_Exercise goal_.
Your output should consist solely of the lines from the one with "Give me the" through the end of the records, reproduced exactly, both ends included.

== Segment start ==

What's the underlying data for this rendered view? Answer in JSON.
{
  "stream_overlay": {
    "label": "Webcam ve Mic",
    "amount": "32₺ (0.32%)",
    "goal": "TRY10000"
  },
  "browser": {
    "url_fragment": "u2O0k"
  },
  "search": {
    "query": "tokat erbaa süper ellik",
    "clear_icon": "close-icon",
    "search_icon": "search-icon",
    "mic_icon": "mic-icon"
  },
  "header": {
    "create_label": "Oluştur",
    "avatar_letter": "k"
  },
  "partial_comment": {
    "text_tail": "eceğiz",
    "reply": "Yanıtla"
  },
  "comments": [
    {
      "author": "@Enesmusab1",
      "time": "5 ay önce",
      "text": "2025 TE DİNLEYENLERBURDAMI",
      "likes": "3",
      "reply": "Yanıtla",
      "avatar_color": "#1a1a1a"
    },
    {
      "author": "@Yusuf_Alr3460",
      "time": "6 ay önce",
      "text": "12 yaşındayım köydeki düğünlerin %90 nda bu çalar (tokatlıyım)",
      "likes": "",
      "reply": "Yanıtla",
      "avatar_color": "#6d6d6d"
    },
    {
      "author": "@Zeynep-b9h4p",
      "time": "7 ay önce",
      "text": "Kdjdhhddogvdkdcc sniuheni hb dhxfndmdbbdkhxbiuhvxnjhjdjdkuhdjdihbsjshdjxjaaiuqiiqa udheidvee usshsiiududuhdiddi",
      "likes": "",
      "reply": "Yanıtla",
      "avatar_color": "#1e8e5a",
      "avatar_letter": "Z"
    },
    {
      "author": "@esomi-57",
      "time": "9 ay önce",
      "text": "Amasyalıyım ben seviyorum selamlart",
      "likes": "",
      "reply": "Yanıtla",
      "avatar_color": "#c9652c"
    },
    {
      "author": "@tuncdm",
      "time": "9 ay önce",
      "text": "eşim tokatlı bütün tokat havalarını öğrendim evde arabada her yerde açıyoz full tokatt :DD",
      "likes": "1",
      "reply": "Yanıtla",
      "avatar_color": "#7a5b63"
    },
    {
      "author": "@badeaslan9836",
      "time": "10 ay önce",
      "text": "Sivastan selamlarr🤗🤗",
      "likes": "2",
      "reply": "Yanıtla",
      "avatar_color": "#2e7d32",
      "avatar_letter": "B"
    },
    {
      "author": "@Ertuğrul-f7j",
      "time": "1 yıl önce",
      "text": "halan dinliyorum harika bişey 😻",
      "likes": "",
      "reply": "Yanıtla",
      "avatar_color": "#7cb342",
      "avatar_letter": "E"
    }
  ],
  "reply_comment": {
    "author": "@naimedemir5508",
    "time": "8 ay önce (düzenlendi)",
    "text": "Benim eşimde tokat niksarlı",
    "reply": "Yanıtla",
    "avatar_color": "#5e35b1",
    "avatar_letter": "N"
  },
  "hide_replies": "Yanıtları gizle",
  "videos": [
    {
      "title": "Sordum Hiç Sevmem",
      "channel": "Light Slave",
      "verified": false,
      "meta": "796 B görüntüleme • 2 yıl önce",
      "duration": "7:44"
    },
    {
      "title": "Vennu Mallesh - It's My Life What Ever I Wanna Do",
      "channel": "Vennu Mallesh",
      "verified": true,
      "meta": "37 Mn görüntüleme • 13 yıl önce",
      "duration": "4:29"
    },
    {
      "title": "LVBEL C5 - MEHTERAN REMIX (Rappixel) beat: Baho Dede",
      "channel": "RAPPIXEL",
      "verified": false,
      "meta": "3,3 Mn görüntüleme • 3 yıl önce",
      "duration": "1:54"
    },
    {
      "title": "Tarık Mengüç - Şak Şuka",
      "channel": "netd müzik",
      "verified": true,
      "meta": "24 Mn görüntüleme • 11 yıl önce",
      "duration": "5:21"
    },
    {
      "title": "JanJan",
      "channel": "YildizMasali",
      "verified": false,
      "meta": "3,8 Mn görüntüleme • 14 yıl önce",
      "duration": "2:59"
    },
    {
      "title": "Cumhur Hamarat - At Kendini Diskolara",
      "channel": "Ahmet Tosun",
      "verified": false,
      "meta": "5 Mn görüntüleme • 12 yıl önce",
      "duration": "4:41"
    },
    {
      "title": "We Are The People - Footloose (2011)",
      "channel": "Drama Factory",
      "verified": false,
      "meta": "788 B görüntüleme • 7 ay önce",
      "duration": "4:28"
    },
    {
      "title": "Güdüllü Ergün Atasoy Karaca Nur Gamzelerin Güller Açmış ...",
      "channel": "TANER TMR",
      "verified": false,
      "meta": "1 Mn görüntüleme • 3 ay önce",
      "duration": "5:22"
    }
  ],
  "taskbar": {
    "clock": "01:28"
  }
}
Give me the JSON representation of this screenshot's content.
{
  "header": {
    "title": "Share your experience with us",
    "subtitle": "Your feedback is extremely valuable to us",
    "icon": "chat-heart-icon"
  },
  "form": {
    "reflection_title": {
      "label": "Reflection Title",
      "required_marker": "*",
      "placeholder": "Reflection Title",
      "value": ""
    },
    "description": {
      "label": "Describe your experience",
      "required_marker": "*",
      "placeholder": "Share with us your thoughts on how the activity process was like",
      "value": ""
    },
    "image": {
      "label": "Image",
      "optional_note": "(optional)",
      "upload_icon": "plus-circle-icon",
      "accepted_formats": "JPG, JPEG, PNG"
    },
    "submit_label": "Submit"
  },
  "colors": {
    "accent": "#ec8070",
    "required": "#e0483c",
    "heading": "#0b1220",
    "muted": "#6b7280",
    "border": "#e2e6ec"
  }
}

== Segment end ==

_Result of the task_.
Give me the JSON representation of this screenshot's content.
{
  "header": {
    "title": "Share your experience with us",
    "subtitle": "Your feedback is extremely valuable to us",
    "icon": "chat-heart-icon"
  },
  "form": {
    "reflection_title": {
      "label": "Reflection Title",
      "required_marker": "*",
      "placeholder": "Reflection Title",
      "value": ""
    },
    "description": {
      "label": "Describe your experience",
      "required_marker": "*",
      "placeholder": "Share with us your thoughts on how the activity process was like",
      "value": ""
    },
    "image": {
      "label": "Image",
      "optional_note": "(optional)",
      "upload_icon": "plus-circle-icon",
      "accepted_formats": "JPG, JPEG, PNG"
    },
    "submit_label": "Submit"
  },
  "colors": {
    "accent": "#ec8070",
    "required": "#e0483c",
    "heading": "#0b1220",
    "muted": "#6b7280",
    "border": "#e2e6ec"
  }
}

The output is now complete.